Give Your Child Chores for Christmas
Ten benefits of giving the gift of chores and ideas for making it happen.
Posted December 8, 2022 | Reviewed by Vanessa Lancaster
- It is faster and easier to do household chores yourself, and you do a better job than your child, especially in the beginning.
- Kids who do chores are happier, more confident, more resilient, and more successful as adults. They are less likely to be alienated as teens.
- If you want chores to go well, start slowly, frame them as a ticket to freedom, make them fun, and focus on what your child is doing right.
- The gift of chores may be one of the best gifts you ever give your child.
Whether clearing the table after dinner, folding the laundry, or sweeping the kitchen floor, it’s quicker and easier to do it yourself, and you’ll do a better job.
Besides, your child’s life is so busy. They have school, homework, friends, teams, and practice, and they also need time to do what they want to do, to chill. You don’t want to over-program their life or add more burdens. And you really don’t want the arguments and pushback you get when you tell them to turn off the screen and take out the garbage.
So Many Good Reasons for Kids to Have Chores
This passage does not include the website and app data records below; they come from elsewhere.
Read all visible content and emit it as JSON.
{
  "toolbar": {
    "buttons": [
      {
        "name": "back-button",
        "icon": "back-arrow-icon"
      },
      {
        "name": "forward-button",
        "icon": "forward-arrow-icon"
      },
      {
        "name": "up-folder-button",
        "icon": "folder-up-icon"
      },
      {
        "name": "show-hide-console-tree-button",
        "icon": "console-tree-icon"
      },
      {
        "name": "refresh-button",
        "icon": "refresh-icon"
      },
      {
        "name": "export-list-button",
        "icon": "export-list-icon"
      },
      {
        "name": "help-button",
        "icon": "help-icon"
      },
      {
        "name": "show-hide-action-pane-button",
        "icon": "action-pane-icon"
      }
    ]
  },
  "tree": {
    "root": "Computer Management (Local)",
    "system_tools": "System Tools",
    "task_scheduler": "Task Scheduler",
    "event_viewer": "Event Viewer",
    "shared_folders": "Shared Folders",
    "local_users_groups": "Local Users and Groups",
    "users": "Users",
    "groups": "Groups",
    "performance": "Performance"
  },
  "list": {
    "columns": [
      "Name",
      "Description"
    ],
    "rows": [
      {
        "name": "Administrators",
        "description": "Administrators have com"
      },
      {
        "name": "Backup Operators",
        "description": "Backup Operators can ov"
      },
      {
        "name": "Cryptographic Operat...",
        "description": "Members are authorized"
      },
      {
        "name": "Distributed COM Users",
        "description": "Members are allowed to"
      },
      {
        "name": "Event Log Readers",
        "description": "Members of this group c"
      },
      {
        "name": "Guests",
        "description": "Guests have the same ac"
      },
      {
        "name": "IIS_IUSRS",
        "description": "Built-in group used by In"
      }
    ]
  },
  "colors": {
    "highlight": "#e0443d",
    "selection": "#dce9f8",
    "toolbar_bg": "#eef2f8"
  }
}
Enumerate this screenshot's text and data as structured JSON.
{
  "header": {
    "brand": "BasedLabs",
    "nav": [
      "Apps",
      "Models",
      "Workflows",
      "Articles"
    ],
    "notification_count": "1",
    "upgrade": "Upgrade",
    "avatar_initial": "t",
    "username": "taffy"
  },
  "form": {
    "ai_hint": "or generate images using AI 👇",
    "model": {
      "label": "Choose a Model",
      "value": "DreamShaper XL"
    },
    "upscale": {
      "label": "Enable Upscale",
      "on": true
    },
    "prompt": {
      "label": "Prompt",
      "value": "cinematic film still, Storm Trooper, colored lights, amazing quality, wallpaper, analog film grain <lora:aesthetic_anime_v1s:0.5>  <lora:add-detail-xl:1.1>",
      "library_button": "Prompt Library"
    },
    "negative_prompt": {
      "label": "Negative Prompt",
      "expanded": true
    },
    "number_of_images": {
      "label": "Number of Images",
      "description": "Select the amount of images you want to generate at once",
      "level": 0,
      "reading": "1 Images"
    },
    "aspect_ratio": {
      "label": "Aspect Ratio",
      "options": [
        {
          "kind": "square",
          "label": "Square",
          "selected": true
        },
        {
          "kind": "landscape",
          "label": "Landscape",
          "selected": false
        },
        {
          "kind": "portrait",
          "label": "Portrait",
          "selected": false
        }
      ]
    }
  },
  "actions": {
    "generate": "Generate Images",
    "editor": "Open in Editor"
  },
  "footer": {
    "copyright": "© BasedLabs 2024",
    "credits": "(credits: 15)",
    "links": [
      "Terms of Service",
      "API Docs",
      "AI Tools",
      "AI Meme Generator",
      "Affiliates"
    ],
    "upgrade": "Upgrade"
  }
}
Your burden is lifted when your child helps out around the house, and that’s a good thing, but the benefits for your child are bigger and more long-lasting:
- Self-regulation. Doing chores helps your child learn to persevere, delay gratification, and prioritize. These skills contribute to success in all areas of life.
- Competence. Your child will learn real-world skills that will serve them well across their life span, no matter their circumstances.
- Self-esteem and confidence. A child who contributes to the smooth functioning of their family feels better about themself.
- Happiness. Researchers have concluded in study after study that kids who are expected to do significant chores are happier than those who aren’t expected to do very much.
- Gratitude. Doing chores helps your child realize all that goes into keeping a household running smoothly, supporting a move from an attitude of entitlement to one of gratitude, which has enormous benefits for every member of the family.
- Family connection. This is an important one, a potential life-saver. The child who helps at home feels closer to their family and is less likely to feel disconnected or alienated as a teenager.
- Success. Doing chores increases a child’s sense of responsibility, initiative, and likelihood of high achievement at school and (later) at work.
- Relationships. Kids who do chores grow into better-adjusted adults with better relationships with friends and family.
- Resiliency. A child who does chores learns to persevere through adversity. They’re more confident they can surmount the obstacles they encounter in every area of life.
- A sense of responsibility, connection, and belonging in the wider world. Instead of letting others do the work, the child who does chores at home looks for ways to contribute in other situations.
Give New Chores for Christmas
Some children welcome the invitation to be a bigger participant in the family, but if your child resists (as most kids do, especially if they're older when you get started), here are some ways you can ease the transition :
- Frame chores as tickets to freedom. Describe your child’s new chores as opportunities for them to prove how responsible and mature they are, which will (obviously) be accompanied by new privileges.
- Start small. If your child hasn’t been doing much before now, start with a small task you know they can do. Build from there because more is better, but be reasonable as you grow your expectations.
- Set up a schedule. Embed consequences for completion and non-completion into the chore. Maybe your child earns screen time on chore completion and/or gets no screen time until their chores are done.
- Include your child in designing chores and consequences. You can ask your child what privileges or freedoms they’d like to earn and discuss what chores they can do to earn them.
- Make it fun. Schedule chores as teamwork when possible. While your child is clearing the table and putting dishes in the dishwasher, you can be sweeping the floor and scrubbing the pots, listening to the music of your child’s choosing. While your child is cleaning their own space, you can be cleaning your space. It’s even better if other family members are making their contributions to the family at the same time.
- Help your child organize their space. It’s easier and more inviting for your child to keep their space tidy if they have somewhere to put their stuff. Ask them to help map out, choose, and put together the shelving, bins, or drawers they might need.
- Be patient. Your child will be slower and clumsier than you as they learn to master a new task. They probably won’t care as much about the outcome, so in the interest of gaining all the benefits from chores, take a deep breath and relax your standards.
- Emphasize the positive. As your child gets started on a new chore, don’t focus on what they’re doing wrong. Instead, praise what they get right and help them do better next time.
- Notice and be grateful. Thank your child for their contribution, and point out how what they’re doing is helping everyone.
- Insist and persist. Your child may resist doing their chores, especially if you’ve waited until they’re past the early childhood stage when they want to please you, but stay with it. Let your child know that contributions to the family are not optional.
Everyone benefits when their child or adolescent contributes in meaningful ways to the running of their household. Chores might turn out to be the best gift you ever gave them.
“More Chores, Less Play: Teaching Children Self-Regulation,” by Michael Ungar
“Associations Between Household Chores and Childhood Self-Competency,” by Elizabeth White, Mark DeBoer, and Rebecca Scharf
“Children, Chores, and Happy Productivity,” by Dona Matthews